• EXERCISE BRIEF
Keyword search on "CrowdBa": report each line of the records that contains it.

Dataset records
###

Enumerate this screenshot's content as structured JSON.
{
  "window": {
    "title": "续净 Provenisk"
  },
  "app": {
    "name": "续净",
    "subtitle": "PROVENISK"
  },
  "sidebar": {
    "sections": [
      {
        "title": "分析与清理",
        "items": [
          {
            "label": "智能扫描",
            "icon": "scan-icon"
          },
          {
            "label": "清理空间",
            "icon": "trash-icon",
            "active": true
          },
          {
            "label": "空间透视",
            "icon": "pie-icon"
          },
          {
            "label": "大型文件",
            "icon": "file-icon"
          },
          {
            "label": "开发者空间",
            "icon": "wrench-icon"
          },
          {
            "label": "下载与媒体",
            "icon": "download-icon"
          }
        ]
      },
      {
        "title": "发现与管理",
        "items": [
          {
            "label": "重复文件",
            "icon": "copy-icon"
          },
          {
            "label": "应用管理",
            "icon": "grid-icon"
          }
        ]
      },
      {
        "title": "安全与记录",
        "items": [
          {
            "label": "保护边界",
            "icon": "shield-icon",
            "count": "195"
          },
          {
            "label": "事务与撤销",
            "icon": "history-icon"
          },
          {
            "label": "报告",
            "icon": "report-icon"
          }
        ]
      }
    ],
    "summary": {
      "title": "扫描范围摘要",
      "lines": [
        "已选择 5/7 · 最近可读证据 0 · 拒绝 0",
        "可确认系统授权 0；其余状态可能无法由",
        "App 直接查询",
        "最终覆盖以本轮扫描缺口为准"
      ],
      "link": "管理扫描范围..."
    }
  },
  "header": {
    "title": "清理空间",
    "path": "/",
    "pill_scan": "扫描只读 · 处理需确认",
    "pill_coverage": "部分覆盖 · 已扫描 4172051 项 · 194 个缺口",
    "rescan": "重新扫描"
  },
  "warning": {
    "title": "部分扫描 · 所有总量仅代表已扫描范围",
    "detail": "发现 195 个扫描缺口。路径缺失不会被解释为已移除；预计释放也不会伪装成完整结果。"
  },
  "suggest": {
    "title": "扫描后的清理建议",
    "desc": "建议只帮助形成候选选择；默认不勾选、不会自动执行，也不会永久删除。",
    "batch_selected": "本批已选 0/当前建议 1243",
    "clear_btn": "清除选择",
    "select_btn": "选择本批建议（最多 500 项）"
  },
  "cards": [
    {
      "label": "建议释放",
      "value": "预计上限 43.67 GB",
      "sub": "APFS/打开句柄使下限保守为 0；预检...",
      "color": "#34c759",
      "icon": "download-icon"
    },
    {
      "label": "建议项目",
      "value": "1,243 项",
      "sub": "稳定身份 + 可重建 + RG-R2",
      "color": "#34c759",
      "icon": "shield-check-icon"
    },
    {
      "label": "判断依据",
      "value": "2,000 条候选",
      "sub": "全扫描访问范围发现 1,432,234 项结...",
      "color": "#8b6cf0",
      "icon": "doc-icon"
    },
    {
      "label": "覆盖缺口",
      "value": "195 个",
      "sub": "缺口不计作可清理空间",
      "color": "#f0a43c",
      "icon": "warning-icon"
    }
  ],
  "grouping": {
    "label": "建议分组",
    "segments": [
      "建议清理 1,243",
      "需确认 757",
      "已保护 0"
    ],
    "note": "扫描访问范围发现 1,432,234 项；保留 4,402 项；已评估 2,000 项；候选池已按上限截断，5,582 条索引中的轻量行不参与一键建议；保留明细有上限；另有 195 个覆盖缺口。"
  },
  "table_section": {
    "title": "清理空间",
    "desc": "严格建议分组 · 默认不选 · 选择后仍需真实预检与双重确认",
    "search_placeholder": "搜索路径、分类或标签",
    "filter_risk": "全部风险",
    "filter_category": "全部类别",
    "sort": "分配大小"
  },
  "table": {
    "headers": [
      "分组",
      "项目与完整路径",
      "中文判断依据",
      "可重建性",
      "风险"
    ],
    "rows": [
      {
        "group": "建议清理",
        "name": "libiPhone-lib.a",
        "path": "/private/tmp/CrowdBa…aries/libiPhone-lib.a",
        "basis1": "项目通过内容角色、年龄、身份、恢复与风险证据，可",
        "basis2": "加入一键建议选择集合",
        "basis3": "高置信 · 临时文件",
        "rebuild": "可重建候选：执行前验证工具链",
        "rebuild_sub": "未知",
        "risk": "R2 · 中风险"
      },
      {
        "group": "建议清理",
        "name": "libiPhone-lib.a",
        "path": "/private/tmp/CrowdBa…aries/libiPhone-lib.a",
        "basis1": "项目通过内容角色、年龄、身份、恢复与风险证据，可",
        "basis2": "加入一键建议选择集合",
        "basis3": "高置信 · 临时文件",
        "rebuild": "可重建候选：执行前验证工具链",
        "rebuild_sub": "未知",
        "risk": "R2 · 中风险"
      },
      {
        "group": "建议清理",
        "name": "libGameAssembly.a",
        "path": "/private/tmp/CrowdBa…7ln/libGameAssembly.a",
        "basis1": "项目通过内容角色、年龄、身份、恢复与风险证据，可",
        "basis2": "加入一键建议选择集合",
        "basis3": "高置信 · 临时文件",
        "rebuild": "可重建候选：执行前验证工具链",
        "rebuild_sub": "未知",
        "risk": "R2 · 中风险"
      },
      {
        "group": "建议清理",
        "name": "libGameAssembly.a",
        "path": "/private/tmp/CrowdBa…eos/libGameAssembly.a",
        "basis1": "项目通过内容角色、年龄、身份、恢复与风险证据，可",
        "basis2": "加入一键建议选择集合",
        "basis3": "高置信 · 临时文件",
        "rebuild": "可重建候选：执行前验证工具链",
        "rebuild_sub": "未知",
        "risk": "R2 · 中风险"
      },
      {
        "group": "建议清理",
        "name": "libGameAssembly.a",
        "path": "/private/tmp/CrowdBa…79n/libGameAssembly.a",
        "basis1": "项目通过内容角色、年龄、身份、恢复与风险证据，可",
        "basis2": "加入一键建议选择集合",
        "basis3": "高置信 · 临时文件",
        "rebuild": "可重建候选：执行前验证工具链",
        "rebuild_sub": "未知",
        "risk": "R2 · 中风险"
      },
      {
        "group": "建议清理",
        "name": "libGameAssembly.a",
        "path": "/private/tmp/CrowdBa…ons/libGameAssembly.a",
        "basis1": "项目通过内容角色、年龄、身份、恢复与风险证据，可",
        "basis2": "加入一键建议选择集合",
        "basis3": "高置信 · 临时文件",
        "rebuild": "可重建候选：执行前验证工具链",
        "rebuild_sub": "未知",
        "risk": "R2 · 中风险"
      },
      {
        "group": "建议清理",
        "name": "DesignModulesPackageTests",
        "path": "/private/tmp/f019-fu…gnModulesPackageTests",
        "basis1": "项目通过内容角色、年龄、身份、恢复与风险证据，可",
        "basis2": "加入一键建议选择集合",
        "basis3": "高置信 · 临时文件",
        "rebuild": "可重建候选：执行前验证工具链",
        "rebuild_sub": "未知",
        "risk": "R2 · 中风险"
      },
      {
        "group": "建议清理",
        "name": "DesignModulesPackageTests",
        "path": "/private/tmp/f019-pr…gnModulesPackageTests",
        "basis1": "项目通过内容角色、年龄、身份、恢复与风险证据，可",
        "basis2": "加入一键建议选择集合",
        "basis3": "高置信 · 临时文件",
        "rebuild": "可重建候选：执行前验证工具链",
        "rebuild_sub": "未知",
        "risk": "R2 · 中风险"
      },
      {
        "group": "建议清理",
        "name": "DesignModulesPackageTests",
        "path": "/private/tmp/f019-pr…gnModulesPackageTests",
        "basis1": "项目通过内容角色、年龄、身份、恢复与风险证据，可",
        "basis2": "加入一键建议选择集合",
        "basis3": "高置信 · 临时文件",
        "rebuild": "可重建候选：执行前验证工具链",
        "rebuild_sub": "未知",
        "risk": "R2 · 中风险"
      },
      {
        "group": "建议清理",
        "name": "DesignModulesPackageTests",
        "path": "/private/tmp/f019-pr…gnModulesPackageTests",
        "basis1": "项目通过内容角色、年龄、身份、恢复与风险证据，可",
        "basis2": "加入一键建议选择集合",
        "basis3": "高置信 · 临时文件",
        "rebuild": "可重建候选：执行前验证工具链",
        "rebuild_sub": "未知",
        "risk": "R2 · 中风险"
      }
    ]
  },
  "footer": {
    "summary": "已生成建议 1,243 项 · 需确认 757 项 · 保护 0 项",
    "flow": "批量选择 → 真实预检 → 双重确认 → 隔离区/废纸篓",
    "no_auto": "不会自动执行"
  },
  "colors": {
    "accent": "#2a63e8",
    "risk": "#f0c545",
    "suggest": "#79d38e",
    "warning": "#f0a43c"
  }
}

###

• SOLUTION TO THIS EXERCISE
        "path": "/private/tmp/CrowdBa…aries/libiPhone-lib.a",
        "path": "/private/tmp/CrowdBa…aries/libiPhone-lib.a",
        "path": "/private/tmp/CrowdBa…7ln/libGameAssembly.a",
        "path": "/private/tmp/CrowdBa…eos/libGameAssembly.a",
        "path": "/private/tmp/CrowdBa…79n/libGameAssembly.a",
        "path": "/private/tmp/CrowdBa…ons/libGameAssembly.a",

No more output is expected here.